Duma to Hear Bill On State Road Firm

The State Duma will hear in a first reading on Friday legislation that would create a state company to manage federal roads and nearby property, but critics said the bill would only foster corruption and force drivers to pay unwanted tolls.

A company called Avtodor would receive concessions on up to 18,300 kilometers of roads to manage planning, construction and repairs, according to a copy of the bill on the Duma's web site.

A group of four United Russia deputies, including First Deputy Speaker Oleg Morozov and three members of the Construction and Land Use Committee, introduced the bill Dec. 18.

Avtodor, which would use money from the federal budget and private investments as well as tolls, would be able to rent roadside land to third parties and manage infrastructure along the highways. The amount of funding is not specified in the bill.

"I think drivers who will be traveling on world-class roads will agree to pay for them," Duma Speaker Boris Gryzlov said Thursday, Interfax reported.

Gryzlov said all of the money made by the new state firm would be used to build and maintain roads, although not all of them would be toll-based.

The company's first tasks would be dealing with overcrowded roads, toll roads and high-speed roads, said Martin Shakkum, head of the committee and one of the bill's authors. Avtodor would not become the owner of the roads or land, he said.

Shakkum said, however, that Avtodor's right to lend the land was "up for discussion," as it was not currently legal under the Land Code.

But the bill as proposed faced considerable skepticism, including from within the Duma.

Vyacheslav Dubrovin, a United Russia member and deputy head of the Transportation Committee, said the law "as it reads has a multitude of contradictions and major holes."

Nonetheless, he added, his committee supports the general idea of creating the company.

Dmitry Baranov, an analyst with Finam Management, disagreed that a state company would solve Russia's road woes. "It will be another powerful bureaucratic structure with enormous rights and small responsibilities," he said.

"The state company will be involved in all ways of making profits, not necessarily pouring the funds into the budget.

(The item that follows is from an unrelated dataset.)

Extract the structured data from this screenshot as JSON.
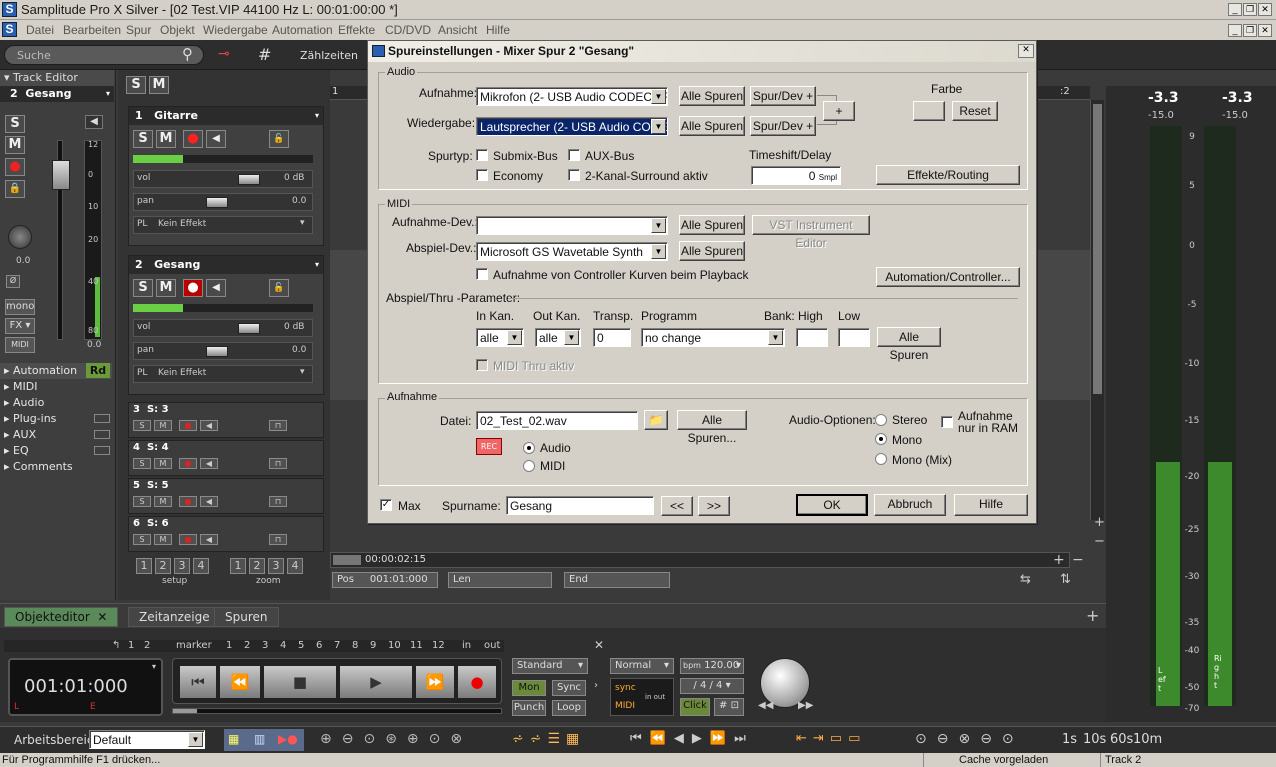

Most roads will remain in their poor condition or worsen."

Toll roads are virtually nonexistent in Russia, although the idea is floated frequently to deal with the country's decrepit transportation network as well as the traffic problems within Moscow.

Sergei Kanayev, Moscow coordinator of the Russian Federation of Auto Owners, was also skeptical that the company would improve the lives of ordinary people.

"If this company will be a monopoly, it will become yet another way of pumping money out of the people, masked as a measure in the interest of drivers," he said.